The onus is on law firm leaders to balance risk and opportunity. How can firms guide through an increasingly perilous landscape rife with opposing hazards to start building the law firm of the future today?
By Anthony Davies
That the pace of change is “accelerating” is surely an understatement. What seemed almost a near certainty a year ago — that law firms would fully and permanently embrace work-from-home — is experiencing a seeming reversal. While many firms have, in fact, embraced hybrid operations, the meaning of hybrid has evolved from “office optional,” to an average required 2 days a week, to now many firms coming out with four-day work week mandates — this time, with teeth.
By J. Mark Santiago
This article maps out a system that would enable law firm management to implement a meaningful pay-for-performance system that drives positive associate performance and enhances the firm’s culture.

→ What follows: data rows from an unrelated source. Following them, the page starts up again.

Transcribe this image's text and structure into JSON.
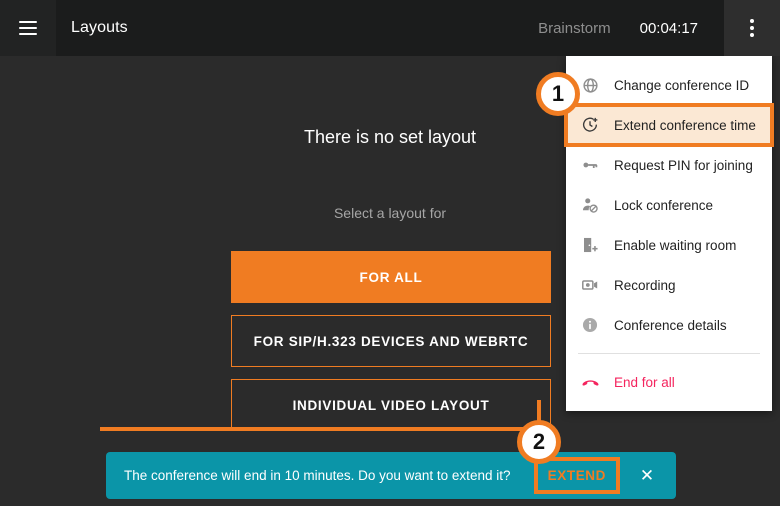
{
  "header": {
    "menu_icon": "hamburger-icon",
    "title": "Layouts",
    "conference_name": "Brainstorm",
    "timer": "00:04:17",
    "kebab_icon": "more-vertical-icon"
  },
  "main": {
    "no_layout_title": "There is no set layout",
    "select_layout_text": "Select a layout for",
    "buttons": [
      {
        "label": "FOR ALL",
        "style": "primary"
      },
      {
        "label": "FOR SIP/H.323 DEVICES AND WEBRTC",
        "style": "outline"
      },
      {
        "label": "INDIVIDUAL VIDEO LAYOUT",
        "style": "outline"
      }
    ]
  },
  "dropdown": {
    "items": [
      {
        "label": "Change conference ID",
        "icon": "globe-icon",
        "highlighted": false
      },
      {
        "label": "Extend conference time",
        "icon": "clock-plus-icon",
        "highlighted": true
      },
      {
        "label": "Request PIN for joining",
        "icon": "key-icon",
        "highlighted": false
      },
      {
        "label": "Lock conference",
        "icon": "person-blocked-icon",
        "highlighted": false
      },
      {
        "label": "Enable waiting room",
        "icon": "door-plus-icon",
        "highlighted": false
      },
      {
        "label": "Recording",
        "icon": "video-camera-icon",
        "highlighted": false
      },
      {
        "label": "Conference details",
        "icon": "info-icon",
        "highlighted": false
      }
    ],
    "end_item": {
      "label": "End for all",
      "icon": "phone-hangup-icon"
    }
  },
  "snackbar": {
    "message": "The conference will end in 10 minutes. Do you want to extend it?",
    "extend_label": "EXTEND",
    "close_icon": "close-icon"
  },
  "annotations": {
    "badge_1": "1",
    "badge_2": "2"
  },
  "colors": {
    "accent_orange": "#f07c22",
    "snackbar_teal": "#0b95a8",
    "danger_red": "#f4245e",
    "page_bg": "#2b2b2b",
    "header_bg": "#1b1c1c",
    "highlight_bg": "#fbe8d4"
  }
}
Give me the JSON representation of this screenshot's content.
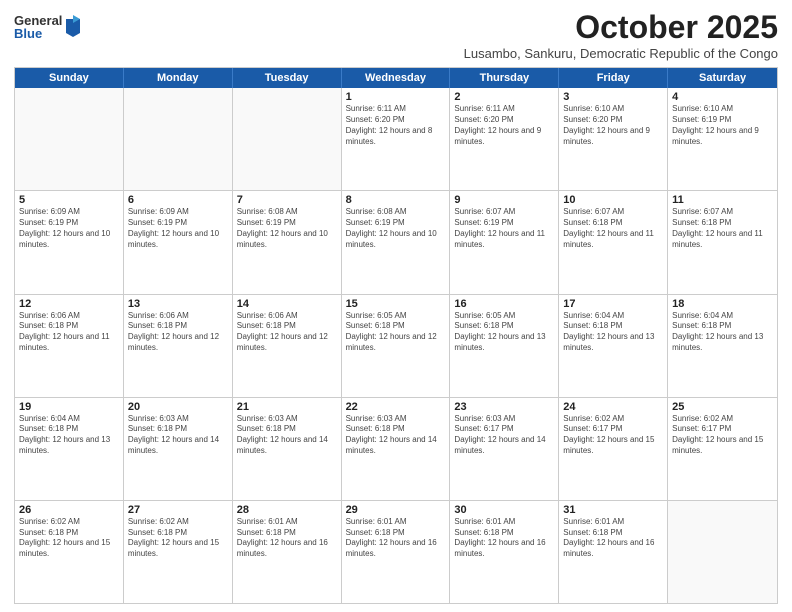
{
  "logo": {
    "general": "General",
    "blue": "Blue"
  },
  "header": {
    "month": "October 2025",
    "subtitle": "Lusambo, Sankuru, Democratic Republic of the Congo"
  },
  "weekdays": [
    "Sunday",
    "Monday",
    "Tuesday",
    "Wednesday",
    "Thursday",
    "Friday",
    "Saturday"
  ],
  "rows": [
    [
      {
        "day": "",
        "info": ""
      },
      {
        "day": "",
        "info": ""
      },
      {
        "day": "",
        "info": ""
      },
      {
        "day": "1",
        "info": "Sunrise: 6:11 AM\nSunset: 6:20 PM\nDaylight: 12 hours and 8 minutes."
      },
      {
        "day": "2",
        "info": "Sunrise: 6:11 AM\nSunset: 6:20 PM\nDaylight: 12 hours and 9 minutes."
      },
      {
        "day": "3",
        "info": "Sunrise: 6:10 AM\nSunset: 6:20 PM\nDaylight: 12 hours and 9 minutes."
      },
      {
        "day": "4",
        "info": "Sunrise: 6:10 AM\nSunset: 6:19 PM\nDaylight: 12 hours and 9 minutes."
      }
    ],
    [
      {
        "day": "5",
        "info": "Sunrise: 6:09 AM\nSunset: 6:19 PM\nDaylight: 12 hours and 10 minutes."
      },
      {
        "day": "6",
        "info": "Sunrise: 6:09 AM\nSunset: 6:19 PM\nDaylight: 12 hours and 10 minutes."
      },
      {
        "day": "7",
        "info": "Sunrise: 6:08 AM\nSunset: 6:19 PM\nDaylight: 12 hours and 10 minutes."
      },
      {
        "day": "8",
        "info": "Sunrise: 6:08 AM\nSunset: 6:19 PM\nDaylight: 12 hours and 10 minutes."
      },
      {
        "day": "9",
        "info": "Sunrise: 6:07 AM\nSunset: 6:19 PM\nDaylight: 12 hours and 11 minutes."
      },
      {
        "day": "10",
        "info": "Sunrise: 6:07 AM\nSunset: 6:18 PM\nDaylight: 12 hours and 11 minutes."
      },
      {
        "day": "11",
        "info": "Sunrise: 6:07 AM\nSunset: 6:18 PM\nDaylight: 12 hours and 11 minutes."
      }
    ],
    [
      {
        "day": "12",
        "info": "Sunrise: 6:06 AM\nSunset: 6:18 PM\nDaylight: 12 hours and 11 minutes."
      },
      {
        "day": "13",
        "info": "Sunrise: 6:06 AM\nSunset: 6:18 PM\nDaylight: 12 hours and 12 minutes."
      },
      {
        "day": "14",
        "info": "Sunrise: 6:06 AM\nSunset: 6:18 PM\nDaylight: 12 hours and 12 minutes."
      },
      {
        "day": "15",
        "info": "Sunrise: 6:05 AM\nSunset: 6:18 PM\nDaylight: 12 hours and 12 minutes."
      },
      {
        "day": "16",
        "info": "Sunrise: 6:05 AM\nSunset: 6:18 PM\nDaylight: 12 hours and 13 minutes."
      },
      {
        "day": "17",
        "info": "Sunrise: 6:04 AM\nSunset: 6:18 PM\nDaylight: 12 hours and 13 minutes."
      },
      {
        "day": "18",
        "info": "Sunrise: 6:04 AM\nSunset: 6:18 PM\nDaylight: 12 hours and 13 minutes."
      }
    ],
    [
      {
        "day": "19",
        "info": "Sunrise: 6:04 AM\nSunset: 6:18 PM\nDaylight: 12 hours and 13 minutes."
      },
      {
        "day": "20",
        "info": "Sunrise: 6:03 AM\nSunset: 6:18 PM\nDaylight: 12 hours and 14 minutes."
      },
      {
        "day": "21",
        "info": "Sunrise: 6:03 AM\nSunset: 6:18 PM\nDaylight: 12 hours and 14 minutes."
      },
      {
        "day": "22",
        "info": "Sunrise: 6:03 AM\nSunset: 6:18 PM\nDaylight: 12 hours and 14 minutes."
      },
      {
        "day": "23",
        "info": "Sunrise: 6:03 AM\nSunset: 6:17 PM\nDaylight: 12 hours and 14 minutes."
      },
      {
        "day": "24",
        "info": "Sunrise: 6:02 AM\nSunset: 6:17 PM\nDaylight: 12 hours and 15 minutes."
      },
      {
        "day": "25",
        "info": "Sunrise: 6:02 AM\nSunset: 6:17 PM\nDaylight: 12 hours and 15 minutes."
      }
    ],
    [
      {
        "day": "26",
        "info": "Sunrise: 6:02 AM\nSunset: 6:18 PM\nDaylight: 12 hours and 15 minutes."
      },
      {
        "day": "27",
        "info": "Sunrise: 6:02 AM\nSunset: 6:18 PM\nDaylight: 12 hours and 15 minutes."
      },
      {
        "day": "28",
        "info": "Sunrise: 6:01 AM\nSunset: 6:18 PM\nDaylight: 12 hours and 16 minutes."
      },
      {
        "day": "29",
        "info": "Sunrise: 6:01 AM\nSunset: 6:18 PM\nDaylight: 12 hours and 16 minutes."
      },
      {
        "day": "30",
        "info": "Sunrise: 6:01 AM\nSunset: 6:18 PM\nDaylight: 12 hours and 16 minutes."
      },
      {
        "day": "31",
        "info": "Sunrise: 6:01 AM\nSunset: 6:18 PM\nDaylight: 12 hours and 16 minutes."
      },
      {
        "day": "",
        "info": ""
      }
    ]
  ]
}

By Jonathan Weinberg
Law firms have traditionally been large consumers of contract labor for a variety of purposes. These workers are traditionally classified as independent contractors, issued a 1099 and treated as ineligible for employee benefits. In recent years, many states have started to adopt the “ABC” test to determine whether a worker should be classified as an independent contractor or an employee.